In between her time as executive producer and host of “America’s Next Top Model,” Banks decided that she needed to polish her skills as a top-level executive. The invitation to participate in the Harvard Owner/President Management program, which is a three-week admissions based course that focuses on corporate growth, leadership expertise and financial success was timely.
She said, “Everything that I’ve done with my business and career has been with my instinct and guts. I knew that I couldn’t continue with just gut. I hadn’t told the world why I was at Harvard but it was because I was starting a cosmetics company.”
Unlike other celebrity endorsed beauty lines, Tyra longs to own and operate her new company creating an infrastructure. “For me ownership is super important. I want us to be very successful. If I have to get business partners to invest in the company then I will do that.”
Although, what she learned in the Harvard O/PM program has rejuvenated her ability to look at how she approaches business differently, she continues to credit her mom for laying the foundation for her success.
“My mom was my business manager and my partner. She helped me to strategize and helped me reserve my self-esteem when the agencies were telling me that my butt was too big, my boobs were too big or I was too fat for the runway. She was that person that said, ‘We need to talk about this Ty.’ I said, ‘Okay, I’m on a diet.’ She said, ‘No, we’re going to talk about it over some pizza.’” After recording their new plan on parchment paper in an Italian pizzeria, they returned to New York where they informed their agency to pursue clients that loved the opposite of ‘skinny’ images. Banks never looked back and has always become an advocate for various body shapes and sizes.
Her pride and joy is the TZONE foundation, which she and her mom initially created as a camp.

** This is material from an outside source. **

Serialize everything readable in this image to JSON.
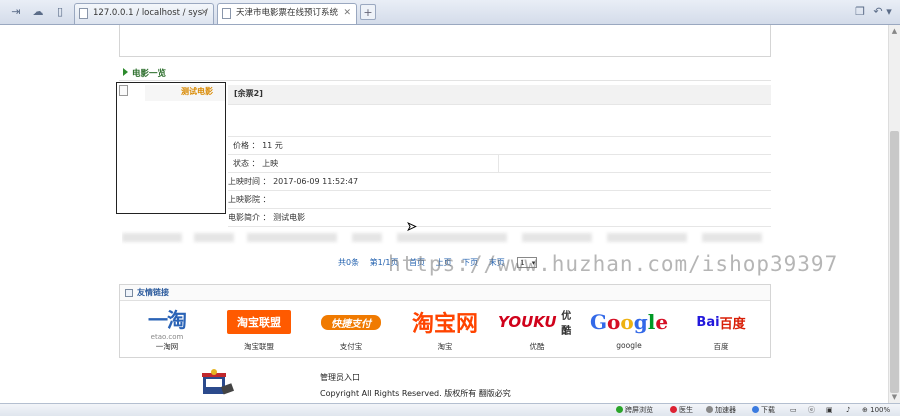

Since its inception, the foundation’s mission is to inspire and cultivate self-esteem in young women with her key pillars to success– Elocution, presentation, entrepreneurship, health and wellness and financial literary. “I want to teach how to be business women, how to how to present and conduct themselves on job interviews.”
The foundation has partnered with the Lower East Side Girl’s Club sharing a 30,000 square feet space and has transitioned to an after-school program catering to New York students daily.
“The girls also learn dance, yoga, cooking and bio labs. Organic gardening, computer retouching, radio station, band are also available – it’s a huge facility. There’s a Project Runway inspired room. You have to go through TZONE to experience all of the other stuff.”
In her role as executive producer and ‘life stylist’ for “Fab Life” Banks say’s, “It’s a unique title,” but one that feels befitting without compartmentalizing her position. She explains, “You have to touch as many senses as you can in order to connect with the audience. I worked really closely with the stage designer. The theme song, is not a talk show jingle – it could be played on the radio.”
With this new chapter in her life, Banks still maintains the grind of producing America’s Next Top Model in its 23rd season, preparing to build a cosmetics dynasty, mentoring young adults and becoming a personality that ABC Networks can ‘bank’ on. She doesn’t take anything for granted and allows herself to relax more. “My weekends are precious. I spend time with my boyfriend and his kids. I love to get a massage, go to the movies, hang out in the house and do absolutely nothing.”